[About this task]
Only lines that contain the word "time" belong in the answer; copy them from the records below.

[Extracted data]
Content starts

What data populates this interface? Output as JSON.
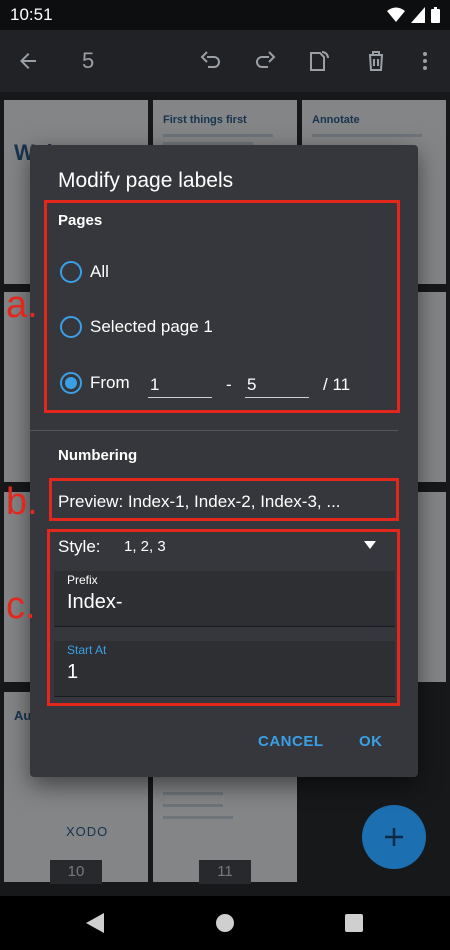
{
  "status_bar": {
    "time": "10:51"
  },
  "app_bar": {
    "page_count": "5"
  },
  "thumbnails": {
    "titles": [
      "Wel",
      "First things first",
      "Annotate",
      "Aut… wit",
      ""
    ],
    "page_numbers": [
      "10",
      "11"
    ],
    "brand": "XODO"
  },
  "dialog": {
    "title": "Modify page labels",
    "pages": {
      "label": "Pages",
      "option_all": "All",
      "option_selected": "Selected page 1",
      "option_from": "From",
      "from_value": "1",
      "dash": "-",
      "to_value": "5",
      "total": "/ 11",
      "selected_option": "From"
    },
    "numbering": {
      "label": "Numbering",
      "preview": "Preview: Index-1, Index-2, Index-3, ...",
      "style_label": "Style:",
      "style_value": "1, 2, 3",
      "prefix_label": "Prefix",
      "prefix_value": "Index-",
      "start_label": "Start At",
      "start_value": "1"
    },
    "cancel_label": "CANCEL",
    "ok_label": "OK"
  },
  "annotations": [
    "a.",
    "b.",
    "c."
  ],
  "colors": {
    "accent": "#3aa0e6",
    "annotation_red": "#e3271c",
    "dialog_bg": "#35373c",
    "fab": "#1c6fb0"
  }
}
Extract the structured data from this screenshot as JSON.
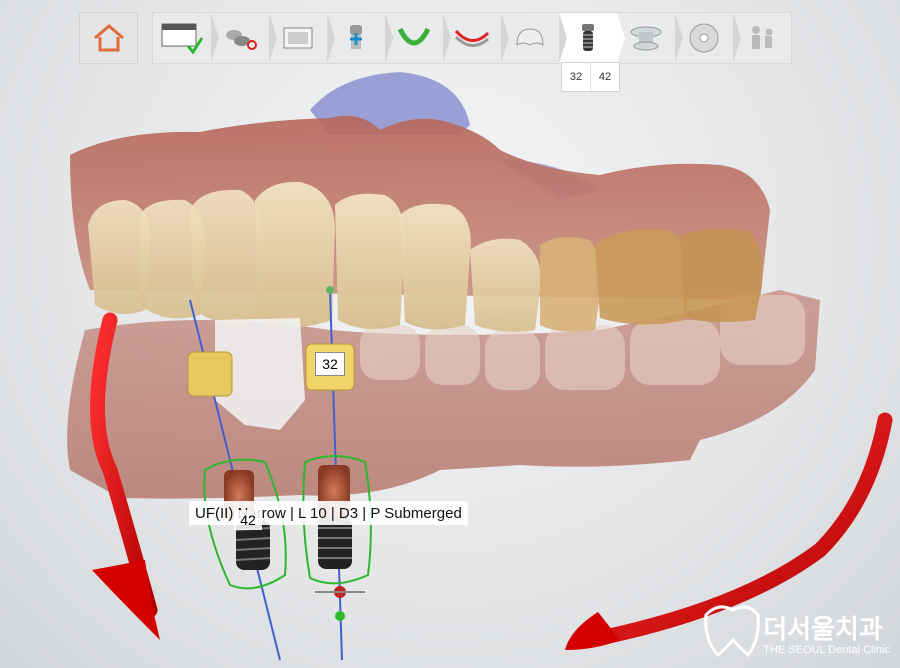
{
  "toolbar": {
    "home_icon": "home-icon",
    "steps": [
      {
        "icon": "order-form-icon",
        "status": "completed"
      },
      {
        "icon": "scan-tools-icon"
      },
      {
        "icon": "scan-preview-icon"
      },
      {
        "icon": "add-implant-icon"
      },
      {
        "icon": "lower-jaw-icon"
      },
      {
        "icon": "bite-alignment-icon"
      },
      {
        "icon": "crown-icon"
      },
      {
        "icon": "implant-icon",
        "active": true
      },
      {
        "icon": "sleeve-icon"
      },
      {
        "icon": "export-disc-icon"
      },
      {
        "icon": "people-icon"
      }
    ]
  },
  "implant_tabs": [
    "32",
    "42"
  ],
  "implant_info": "UF(II) Narrow | L 10 | D3 | P Submerged",
  "tooth_labels": {
    "t32": "32",
    "t42": "42"
  },
  "logo": {
    "korean": "더서울치과",
    "english": "THE SEOUL Dental Clinic"
  },
  "colors": {
    "rotation_arrow": "#d40000",
    "guide_green": "#2db82d",
    "axis_blue": "#4060d0"
  }
}
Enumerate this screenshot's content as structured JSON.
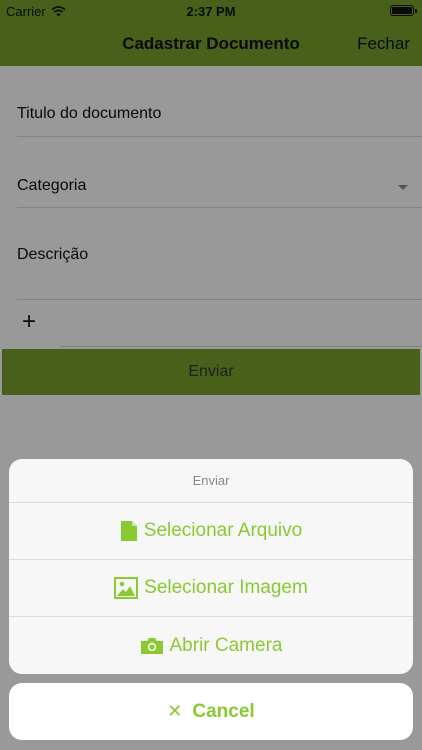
{
  "status_bar": {
    "carrier": "Carrier",
    "time": "2:37 PM"
  },
  "nav": {
    "title": "Cadastrar Documento",
    "close_label": "Fechar"
  },
  "form": {
    "title_placeholder": "Titulo do documento",
    "category_placeholder": "Categoria",
    "description_placeholder": "Descrição",
    "add_icon": "plus-icon",
    "submit_label": "Enviar"
  },
  "action_sheet": {
    "title": "Enviar",
    "actions": [
      {
        "label": "Selecionar Arquivo",
        "icon": "file-icon"
      },
      {
        "label": "Selecionar Imagem",
        "icon": "image-icon"
      },
      {
        "label": "Abrir Camera",
        "icon": "camera-icon"
      }
    ],
    "cancel_label": "Cancel",
    "cancel_icon": "close-icon"
  },
  "colors": {
    "brand_green": "#7aa02c",
    "action_green": "#8ac932"
  }
}
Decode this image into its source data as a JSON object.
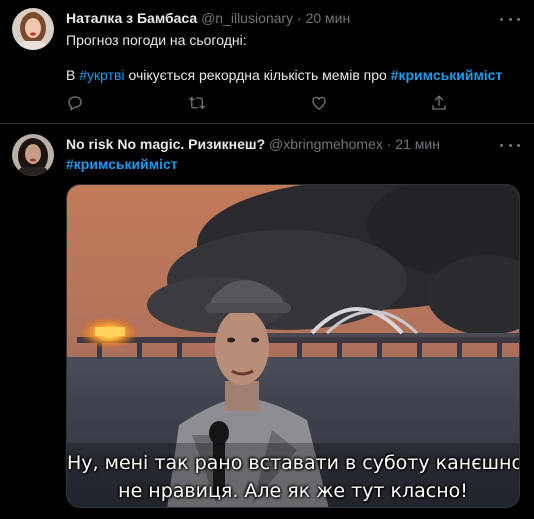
{
  "tweet1": {
    "display_name": "Наталка з Бамбаса",
    "handle": "@n_illusionary",
    "separator": "·",
    "time": "20 мин",
    "line1": "Прогноз погоди на сьогодні:",
    "line2_prefix": "В ",
    "hashtag1": "#укртві",
    "line2_middle": " очікується рекордна кількість мемів про ",
    "hashtag2": "#кримськийміст",
    "actions": [
      "reply-icon",
      "retweet-icon",
      "like-icon",
      "share-icon"
    ]
  },
  "tweet2": {
    "display_name": "No risk No magic. Ризикнеш?",
    "handle": "@xbringmehomex",
    "separator": "·",
    "time": "21 мин",
    "hashtag": "#кримськийміст",
    "caption_line1": "Ну, мені так рано вставати в суботу канєшно",
    "caption_line2": "не нравиця. Але як же тут класно!"
  },
  "colors": {
    "background": "#000000",
    "text": "#e7e9ea",
    "secondary": "#71767b",
    "link": "#1d9bf0",
    "divider": "#2f3336"
  }
}
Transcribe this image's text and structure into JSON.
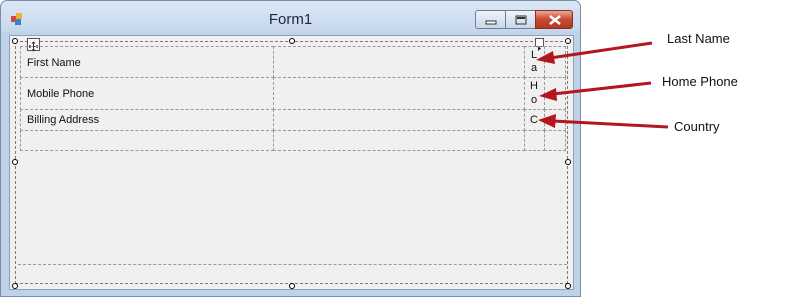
{
  "window": {
    "title": "Form1",
    "controls": [
      "minimize-icon",
      "maximize-icon",
      "close-icon"
    ]
  },
  "table": {
    "rows": [
      {
        "label": "First Name"
      },
      {
        "label": "Mobile Phone"
      },
      {
        "label": "Billing Address"
      },
      {
        "label": ""
      }
    ],
    "narrow_column_text": [
      "L",
      "a",
      "H",
      "o",
      "C"
    ]
  },
  "annotations": {
    "last_name": "Last Name",
    "home_phone": "Home Phone",
    "country": "Country"
  },
  "colors": {
    "arrow": "#b3161d",
    "client_bg": "#f0f0f0",
    "title_bar": "#c7d8ee"
  }
}
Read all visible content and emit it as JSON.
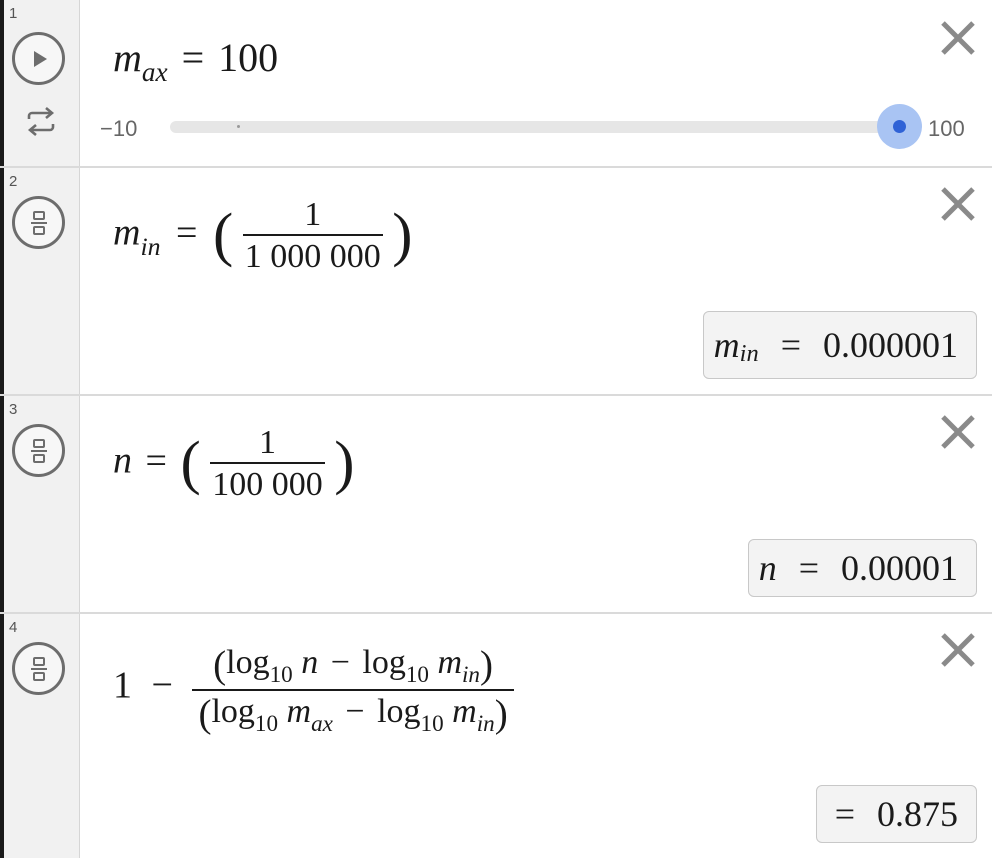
{
  "rows": [
    {
      "number": "1",
      "lhs_base": "m",
      "lhs_sub": "ax",
      "equals": "=",
      "value": "100",
      "slider": {
        "min_label": "−10",
        "max_label": "100",
        "value_fraction": 1.0
      },
      "play_icon": "play-icon",
      "repeat_icon": "repeat-icon"
    },
    {
      "number": "2",
      "lhs_base": "m",
      "lhs_sub": "in",
      "equals": "=",
      "frac_num": "1",
      "frac_den": "1 000 000",
      "result": {
        "base": "m",
        "sub": "in",
        "equals": "=",
        "value": "0.000001"
      }
    },
    {
      "number": "3",
      "lhs_base": "n",
      "equals": "=",
      "frac_num": "1",
      "frac_den": "100 000",
      "result": {
        "base": "n",
        "equals": "=",
        "value": "0.00001"
      }
    },
    {
      "number": "4",
      "one": "1",
      "minus": "−",
      "log": "log",
      "ten": "10",
      "n": "n",
      "m": "m",
      "in_sub": "in",
      "ax_sub": "ax",
      "result": {
        "equals": "=",
        "value": "0.875"
      }
    }
  ],
  "colors": {
    "slider_thumb": "#2f62d6",
    "slider_halo": "#a9c4f3",
    "gutter": "#f1f1f1"
  }
}
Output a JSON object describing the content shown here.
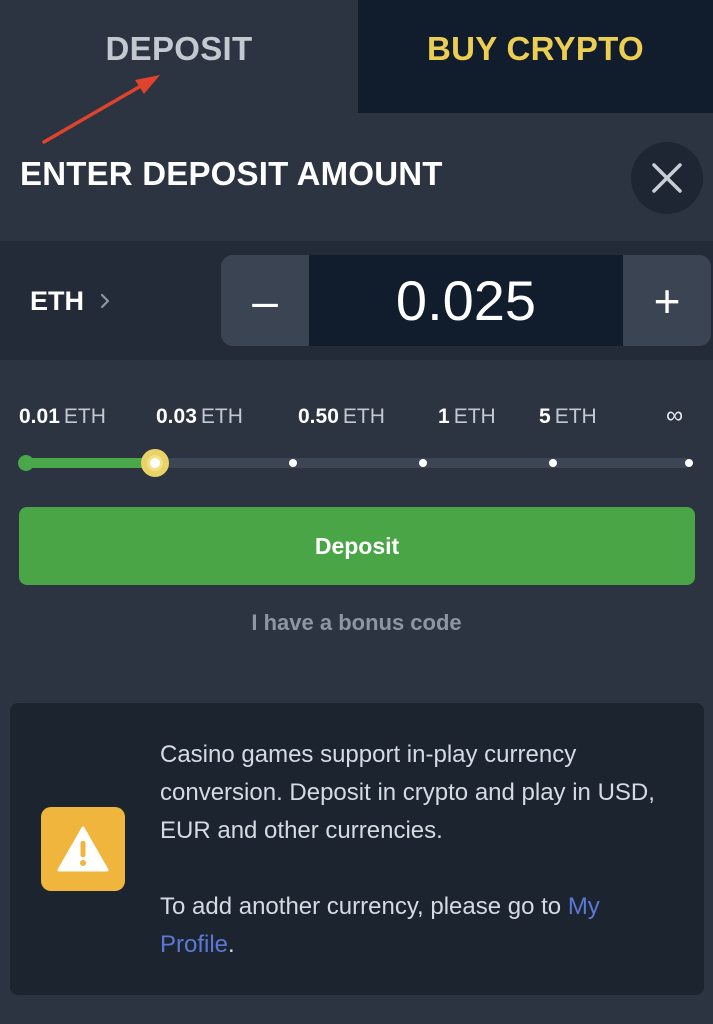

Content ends

[Answer to this exercise]
    "time": "10:51"
    "time": "2:37 PM"
    "time": "20 мин",
    "time": "21 мин",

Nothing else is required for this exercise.